=== PROBLEM DETAILS ===
The listing that follows should be copied in full, exactly as written.

=== DATA EXTRACT ===

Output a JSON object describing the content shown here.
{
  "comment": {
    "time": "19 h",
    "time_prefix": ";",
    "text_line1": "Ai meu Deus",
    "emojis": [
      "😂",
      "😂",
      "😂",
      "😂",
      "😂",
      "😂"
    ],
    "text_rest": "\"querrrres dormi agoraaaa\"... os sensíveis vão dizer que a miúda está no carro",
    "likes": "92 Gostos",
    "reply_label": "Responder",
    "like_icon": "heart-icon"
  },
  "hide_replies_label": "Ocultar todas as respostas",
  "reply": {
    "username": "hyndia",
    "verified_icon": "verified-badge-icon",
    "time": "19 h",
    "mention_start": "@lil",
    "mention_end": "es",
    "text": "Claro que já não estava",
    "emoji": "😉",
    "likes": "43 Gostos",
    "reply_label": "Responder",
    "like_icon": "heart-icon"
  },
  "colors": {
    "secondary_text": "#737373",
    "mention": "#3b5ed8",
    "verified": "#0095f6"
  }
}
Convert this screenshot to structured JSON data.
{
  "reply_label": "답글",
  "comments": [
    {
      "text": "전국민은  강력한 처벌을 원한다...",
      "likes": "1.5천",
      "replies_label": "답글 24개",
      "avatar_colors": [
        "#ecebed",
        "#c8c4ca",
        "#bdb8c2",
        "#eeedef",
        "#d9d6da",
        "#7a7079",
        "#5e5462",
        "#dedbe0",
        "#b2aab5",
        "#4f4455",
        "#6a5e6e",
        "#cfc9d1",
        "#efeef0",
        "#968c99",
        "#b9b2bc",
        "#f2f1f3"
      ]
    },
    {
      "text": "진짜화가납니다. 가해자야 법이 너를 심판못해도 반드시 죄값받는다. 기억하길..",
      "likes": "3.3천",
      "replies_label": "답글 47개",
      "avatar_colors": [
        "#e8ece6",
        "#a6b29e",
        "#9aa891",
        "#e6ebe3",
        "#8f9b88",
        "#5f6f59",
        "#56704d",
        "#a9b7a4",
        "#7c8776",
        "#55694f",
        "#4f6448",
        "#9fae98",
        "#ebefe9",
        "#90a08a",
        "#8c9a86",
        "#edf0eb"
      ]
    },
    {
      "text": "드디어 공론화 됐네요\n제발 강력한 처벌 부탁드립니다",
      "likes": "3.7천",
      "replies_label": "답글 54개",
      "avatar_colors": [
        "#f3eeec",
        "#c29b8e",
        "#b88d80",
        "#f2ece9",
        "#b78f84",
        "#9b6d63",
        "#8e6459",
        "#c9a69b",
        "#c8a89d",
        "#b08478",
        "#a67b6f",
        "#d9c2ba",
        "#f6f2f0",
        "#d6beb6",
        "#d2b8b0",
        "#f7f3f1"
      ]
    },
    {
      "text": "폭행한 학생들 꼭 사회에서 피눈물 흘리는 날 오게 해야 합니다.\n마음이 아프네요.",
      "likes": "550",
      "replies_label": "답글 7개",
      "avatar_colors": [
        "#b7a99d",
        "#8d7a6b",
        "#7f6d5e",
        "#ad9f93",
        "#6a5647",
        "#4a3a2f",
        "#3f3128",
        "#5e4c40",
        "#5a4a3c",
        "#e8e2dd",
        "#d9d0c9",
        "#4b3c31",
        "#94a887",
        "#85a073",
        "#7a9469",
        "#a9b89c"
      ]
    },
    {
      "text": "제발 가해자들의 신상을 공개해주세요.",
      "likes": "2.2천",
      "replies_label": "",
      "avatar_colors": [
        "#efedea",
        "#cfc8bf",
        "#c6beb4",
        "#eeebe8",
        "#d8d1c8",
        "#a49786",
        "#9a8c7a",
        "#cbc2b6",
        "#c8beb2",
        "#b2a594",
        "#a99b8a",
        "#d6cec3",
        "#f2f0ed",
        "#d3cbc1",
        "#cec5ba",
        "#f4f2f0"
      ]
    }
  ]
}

=== RESPONSE ===
Output a JSON object describing the content shown here.
{
  "comment": {
    "time": "19 h",
    "time_prefix": ";",
    "text_line1": "Ai meu Deus",
    "emojis": [
      "😂",
      "😂",
      "😂",
      "😂",
      "😂",
      "😂"
    ],
    "text_rest": "\"querrrres dormi agoraaaa\"... os sensíveis vão dizer que a miúda está no carro",
    "likes": "92 Gostos",
    "reply_label": "Responder",
    "like_icon": "heart-icon"
  },
  "hide_replies_label": "Ocultar todas as respostas",
  "reply": {
    "username": "hyndia",
    "verified_icon": "verified-badge-icon",
    "time": "19 h",
    "mention_start": "@lil",
    "mention_end": "es",
    "text": "Claro que já não estava",
    "emoji": "😉",
    "likes": "43 Gostos",
    "reply_label": "Responder",
    "like_icon": "heart-icon"
  },
  "colors": {
    "secondary_text": "#737373",
    "mention": "#3b5ed8",
    "verified": "#0095f6"
  }
}
Convert this screenshot to structured JSON data.
{
  "reply_label": "답글",
  "comments": [
    {
      "text": "전국민은  강력한 처벌을 원한다...",
      "likes": "1.5천",
      "replies_label": "답글 24개",
      "avatar_colors": [
        "#ecebed",
        "#c8c4ca",
        "#bdb8c2",
        "#eeedef",
        "#d9d6da",
        "#7a7079",
        "#5e5462",
        "#dedbe0",
        "#b2aab5",
        "#4f4455",
        "#6a5e6e",
        "#cfc9d1",
        "#efeef0",
        "#968c99",
        "#b9b2bc",
        "#f2f1f3"
      ]
    },
    {
      "text": "진짜화가납니다. 가해자야 법이 너를 심판못해도 반드시 죄값받는다. 기억하길..",
      "likes": "3.3천",
      "replies_label": "답글 47개",
      "avatar_colors": [
        "#e8ece6",
        "#a6b29e",
        "#9aa891",
        "#e6ebe3",
        "#8f9b88",
        "#5f6f59",
        "#56704d",
        "#a9b7a4",
        "#7c8776",
        "#55694f",
        "#4f6448",
        "#9fae98",
        "#ebefe9",
        "#90a08a",
        "#8c9a86",
        "#edf0eb"
      ]
    },
    {
      "text": "드디어 공론화 됐네요\n제발 강력한 처벌 부탁드립니다",
      "likes": "3.7천",
      "replies_label": "답글 54개",
      "avatar_colors": [
        "#f3eeec",
        "#c29b8e",
        "#b88d80",
        "#f2ece9",
        "#b78f84",
        "#9b6d63",
        "#8e6459",
        "#c9a69b",
        "#c8a89d",
        "#b08478",
        "#a67b6f",
        "#d9c2ba",
        "#f6f2f0",
        "#d6beb6",
        "#d2b8b0",
        "#f7f3f1"
      ]
    },
    {
      "text": "폭행한 학생들 꼭 사회에서 피눈물 흘리는 날 오게 해야 합니다.\n마음이 아프네요.",
      "likes": "550",
      "replies_label": "답글 7개",
      "avatar_colors": [
        "#b7a99d",
        "#8d7a6b",
        "#7f6d5e",
        "#ad9f93",
        "#6a5647",
        "#4a3a2f",
        "#3f3128",
        "#5e4c40",
        "#5a4a3c",
        "#e8e2dd",
        "#d9d0c9",
        "#4b3c31",
        "#94a887",
        "#85a073",
        "#7a9469",
        "#a9b89c"
      ]
    },
    {
      "text": "제발 가해자들의 신상을 공개해주세요.",
      "likes": "2.2천",
      "replies_label": "",
      "avatar_colors": [
        "#efedea",
        "#cfc8bf",
        "#c6beb4",
        "#eeebe8",
        "#d8d1c8",
        "#a49786",
        "#9a8c7a",
        "#cbc2b6",
        "#c8beb2",
        "#b2a594",
        "#a99b8a",
        "#d6cec3",
        "#f2f0ed",
        "#d3cbc1",
        "#cec5ba",
        "#f4f2f0"
      ]
    }
  ]
}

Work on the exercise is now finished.